Practicality is a concern for DNA sampling and storage. An enormous backlog of over half a million DNA samples waits to be entered into the CODIS system. The statute of limitations has expired in many cases in which the evidence would have been useful for conviction.

Who is chosen for sampling also is a concern. In the United Kingdom, for example, all suspects can be forced to provide a DNA sample. Likewise, all arrestees --regardless of the degree of the charge and the possibility that they may not be convicted--can be compelled to comply. This empowers police officers, rather than judges and juries, to provide the state with intimate evidence that could lead to "investigative arrests."

In the United States each state legislature independently decides whether DNA can be sampled from arrestees or convicts. In 2006, the New Mexico state legislature passed Katie's Bill, a law that requires the police to take DNA samples from suspects in most felony arrests. Previous New Mexico laws required DNA to be sampled only from convicted felons. The bill is named for Katie Sepich, whose 2003 murder went unsolved until her killer's DNA entered the database in 2005 when he was convinced of another felony. Her killer had been arrested, but not convicted, for burglary prior to 2005.

Opponents of the law assert that it infringes on the privacy and rights of the innocent. While Katie’s Law does allow cleared suspects to petition to have their DNA samples purged from the state database, the purging happens only after the arrest. Civil liberties advocates say that Katie's Bill still raises the question of Fourth Amendment violations against unreasonable search and seizure and stress that the law could be abused to justify arrests made on less than probable cause just to obtain DNA evidence.

As of September 2007, all 50 states have laws that require convicted sex offenders to submit DNA, 44 states have laws that require convicted felons to submit DNA, 9 states require DNA samples from those convicted of certain misdemeanors, and 11 states—including Alaska, Arizona, California, Kansas, Louisiana, Minnesota, New Mexico, North Dakota, Tennessee, Texas, and Virginia—have laws authorizing arrestee DNA sampling.

Potential Advantages and Disadvantages of Banking Arrestee DNA


  • Major crimes often involve people who also have committed other offenses. Having DNA banked potentially could make it easier to identify suspects, just as fingerprint databases do.
  • Innocent people currently are incarcerated for crimes they did not commit; if DNA samples had been taken at the time of arrest, these individuals could have been proven innocent and thereby avoided incarceration..
  • Banking arrestees' DNA instead of banking only that of convicted criminals could result in financial savings in investigation, prosecution, and incarceration.

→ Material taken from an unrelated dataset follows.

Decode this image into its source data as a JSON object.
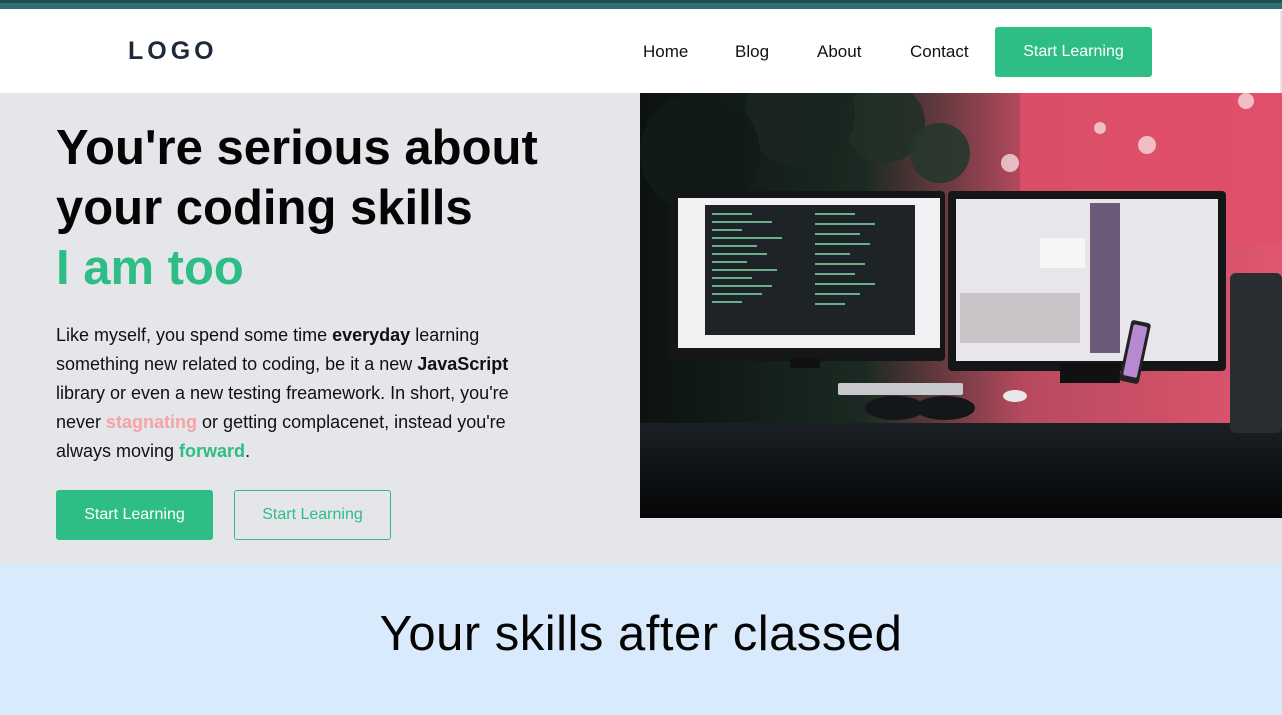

  • Arrestees often are found innocent of crimes. The retention of innocent people's DNA raises significant ethical and social issues.
  • If people’s DNA is in police databases, they might be identified as matches or partial matches to DNA found at crime scenes. This occurs even with innocent people, for instance, if an individual had been at a crime scene earlier or had a similar DNA profile to the actual criminal.
  • Sensitive genetic information, such as family relationships and disease susceptibility, can be obtained from DNA samples. Police, forensic science services, and researchers using the database have access to people’s DNA without their consent. This can be seen as an intrusion of personal privacy and a violation of civil liberties.
  • Studies of the United Kingdom’s criminal database, which retains the DNA samples of all suspects, show that ethnic minorities are over represented in the population of arrestees and are, therefore, overrepresented in the criminal DNA database. This raises the concern of an institutionalized ethnic bias in the criminal justice system.
  • Even the most secure database has a chance of being compromised.

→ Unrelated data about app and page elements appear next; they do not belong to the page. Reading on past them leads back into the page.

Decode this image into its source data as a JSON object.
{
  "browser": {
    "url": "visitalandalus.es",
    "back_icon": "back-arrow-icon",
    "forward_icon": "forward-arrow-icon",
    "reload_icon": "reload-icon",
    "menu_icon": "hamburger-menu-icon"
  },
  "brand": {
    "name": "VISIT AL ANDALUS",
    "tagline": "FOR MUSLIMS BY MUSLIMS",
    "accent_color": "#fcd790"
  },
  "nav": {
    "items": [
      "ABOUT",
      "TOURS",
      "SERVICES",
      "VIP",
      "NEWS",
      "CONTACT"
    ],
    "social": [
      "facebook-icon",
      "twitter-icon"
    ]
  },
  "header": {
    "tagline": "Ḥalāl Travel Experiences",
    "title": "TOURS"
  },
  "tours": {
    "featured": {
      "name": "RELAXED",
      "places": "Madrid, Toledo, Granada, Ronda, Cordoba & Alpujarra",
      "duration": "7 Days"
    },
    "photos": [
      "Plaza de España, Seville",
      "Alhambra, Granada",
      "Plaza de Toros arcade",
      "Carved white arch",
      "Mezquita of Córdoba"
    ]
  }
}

DNA Forensics Links

All text is available under the terms of the GNU Free Documentation License (see Copyrights for details). Disclaimers. Wikipedia is powered by MediaWiki, an open source wiki engine.

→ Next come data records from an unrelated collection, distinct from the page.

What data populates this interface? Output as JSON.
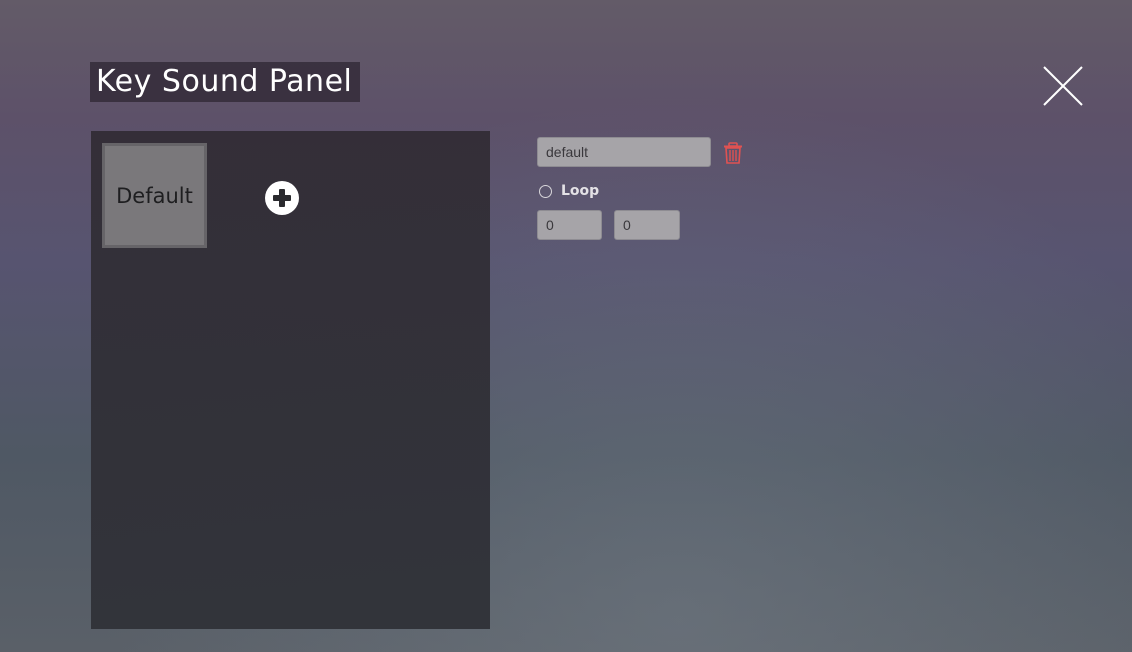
{
  "panel": {
    "title": "Key Sound Panel"
  },
  "sound_list": {
    "items": [
      {
        "label": "Default"
      }
    ]
  },
  "editor": {
    "name_value": "default",
    "loop_label": "Loop",
    "loop_checked": false,
    "values": [
      "0",
      "0"
    ]
  },
  "colors": {
    "delete_icon": "#e05252",
    "panel_background": "#323036"
  }
}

Questions or Comments?
Copyright © 1999 EdInformatics.com
All Rights Reserved.